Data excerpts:
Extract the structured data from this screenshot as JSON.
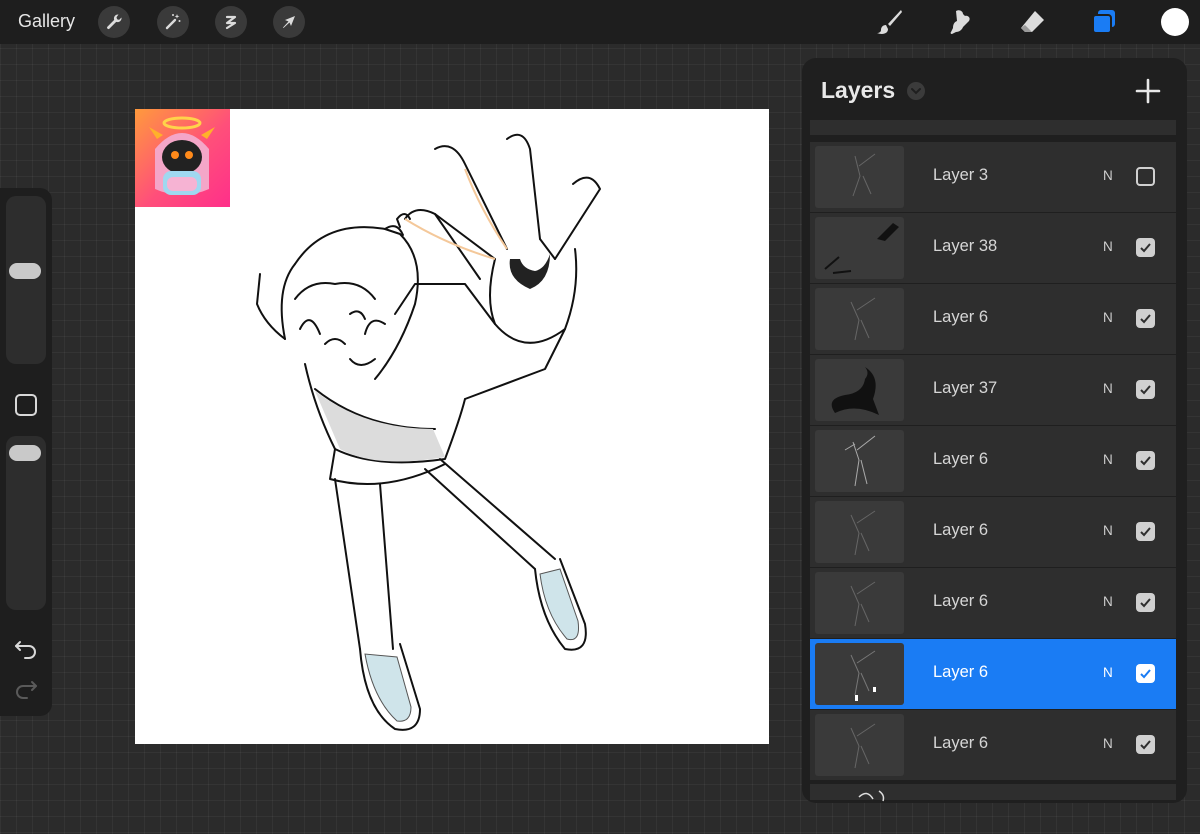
{
  "toolbar": {
    "gallery_label": "Gallery",
    "left_tools": [
      "wrench-icon",
      "magic-wand-icon",
      "selection-icon",
      "transform-arrow-icon"
    ],
    "right_tools": [
      "brush-icon",
      "smudge-icon",
      "eraser-icon",
      "layers-icon"
    ],
    "active_tool": "layers-icon",
    "current_color": "#ffffff",
    "accent_color": "#1a7cf4"
  },
  "sidebar": {
    "brush_size_level": 0.56,
    "opacity_level": 0.6,
    "icons": [
      "modify-square-icon",
      "undo-icon",
      "redo-icon"
    ]
  },
  "layers": {
    "title": "Layers",
    "add_icon": "plus-icon",
    "items": [
      {
        "name": "Layer 3",
        "blend": "N",
        "visible": false,
        "active": false
      },
      {
        "name": "Layer 38",
        "blend": "N",
        "visible": true,
        "active": false
      },
      {
        "name": "Layer 6",
        "blend": "N",
        "visible": true,
        "active": false
      },
      {
        "name": "Layer 37",
        "blend": "N",
        "visible": true,
        "active": false
      },
      {
        "name": "Layer 6",
        "blend": "N",
        "visible": true,
        "active": false
      },
      {
        "name": "Layer 6",
        "blend": "N",
        "visible": true,
        "active": false
      },
      {
        "name": "Layer 6",
        "blend": "N",
        "visible": true,
        "active": true
      },
      {
        "name": "Layer 6",
        "blend": "N",
        "visible": true,
        "active": false
      }
    ]
  }
}
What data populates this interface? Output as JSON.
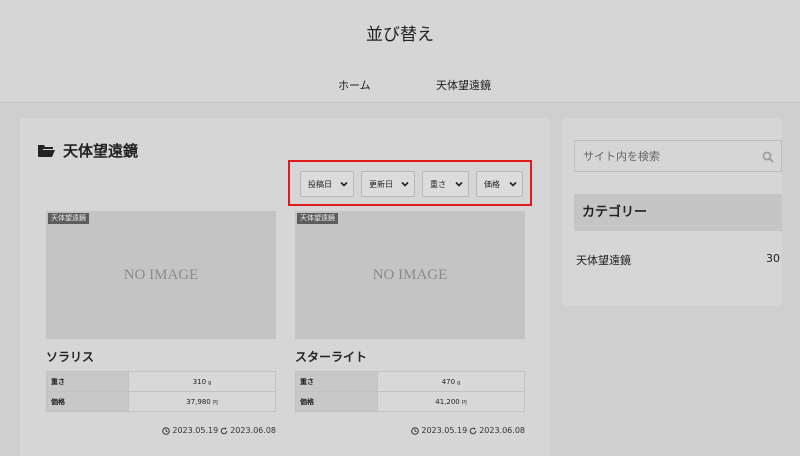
{
  "header": {
    "site_title": "並び替え"
  },
  "nav": {
    "items": [
      {
        "label": "ホーム"
      },
      {
        "label": "天体望遠鏡"
      }
    ]
  },
  "main": {
    "category_heading": "天体望遠鏡",
    "icons": {
      "heading": "folder-open-icon",
      "published": "clock-icon",
      "updated": "refresh-icon",
      "dropdown": "chevron-down-icon"
    },
    "sort_options": [
      {
        "label": "投稿日"
      },
      {
        "label": "更新日"
      },
      {
        "label": "重さ"
      },
      {
        "label": "価格"
      }
    ],
    "cards": [
      {
        "tag": "天体望遠鏡",
        "image_text": "NO IMAGE",
        "title": "ソラリス",
        "specs": [
          {
            "label": "重さ",
            "value": "310",
            "unit": "g"
          },
          {
            "label": "価格",
            "value": "37,980",
            "unit": "円"
          }
        ],
        "published": "2023.05.19",
        "updated": "2023.06.08"
      },
      {
        "tag": "天体望遠鏡",
        "image_text": "NO IMAGE",
        "title": "スターライト",
        "specs": [
          {
            "label": "重さ",
            "value": "470",
            "unit": "g"
          },
          {
            "label": "価格",
            "value": "41,200",
            "unit": "円"
          }
        ],
        "published": "2023.05.19",
        "updated": "2023.06.08"
      }
    ]
  },
  "sidebar": {
    "search_placeholder": "サイト内を検索",
    "search_icon": "search-icon",
    "category_heading": "カテゴリー",
    "categories": [
      {
        "name": "天体望遠鏡",
        "count": "30"
      }
    ]
  },
  "colors": {
    "highlight_border": "#e01b1b",
    "background": "#cfcfcf",
    "panel": "#d6d6d6"
  }
}
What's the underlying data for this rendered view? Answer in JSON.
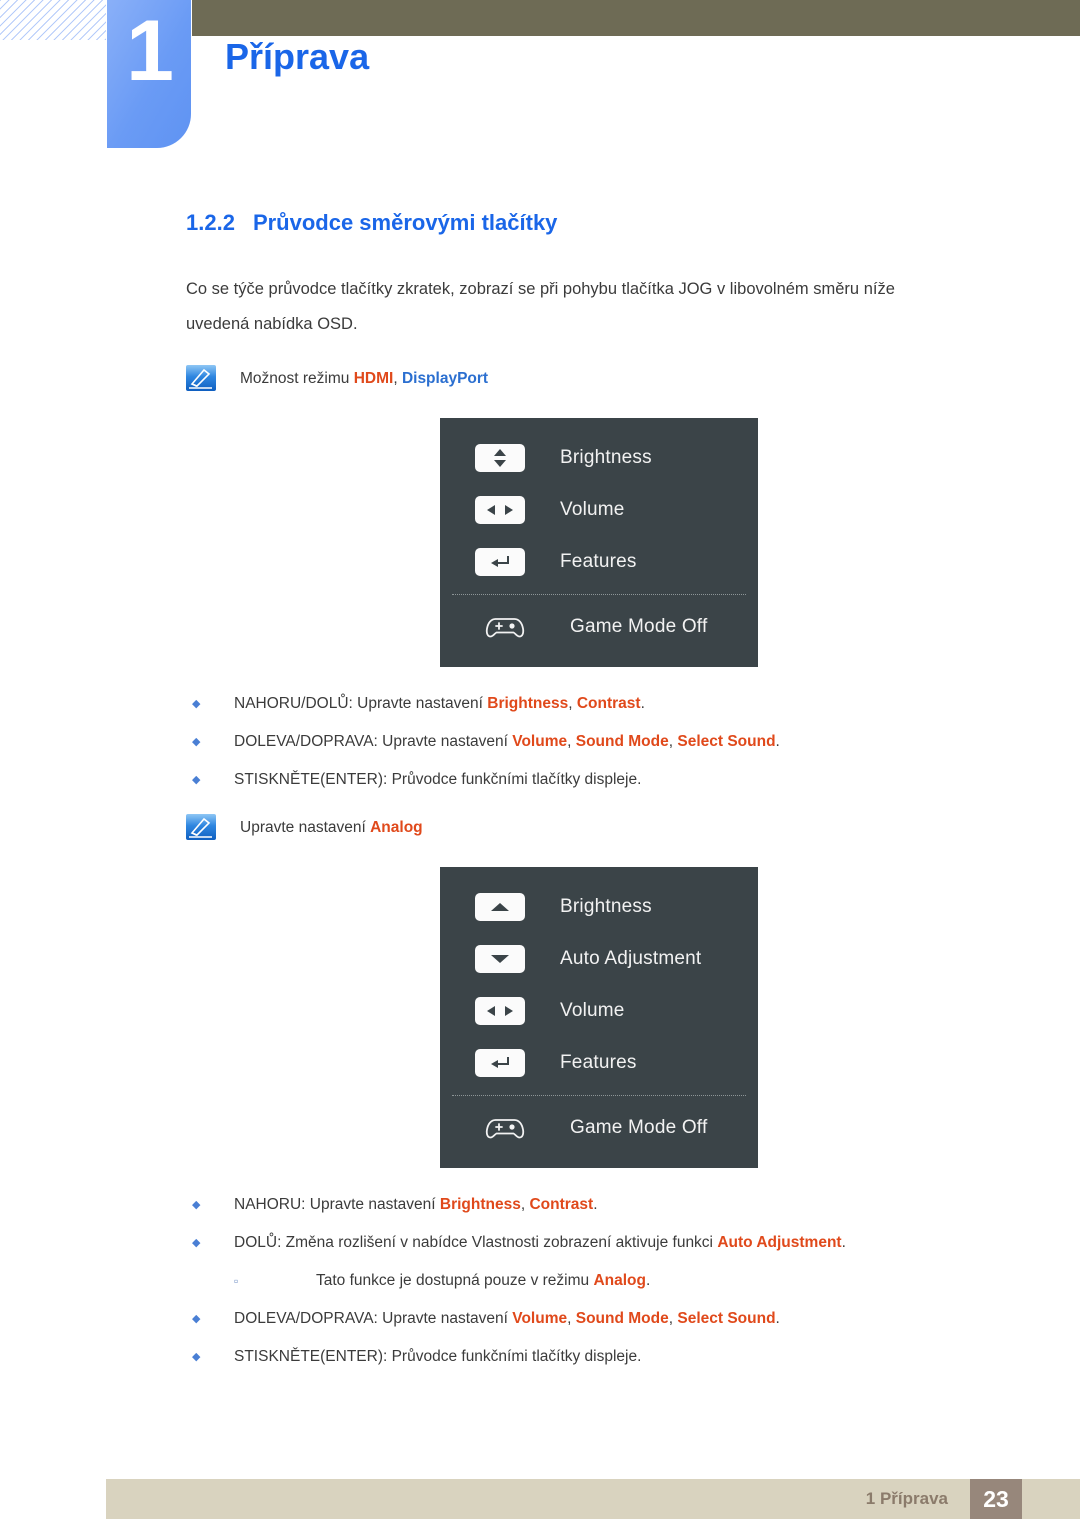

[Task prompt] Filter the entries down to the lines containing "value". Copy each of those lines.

[Finished exercise]
            "value": "310",
            "value": "37,980",
            "value": "470",
            "value": "41,200",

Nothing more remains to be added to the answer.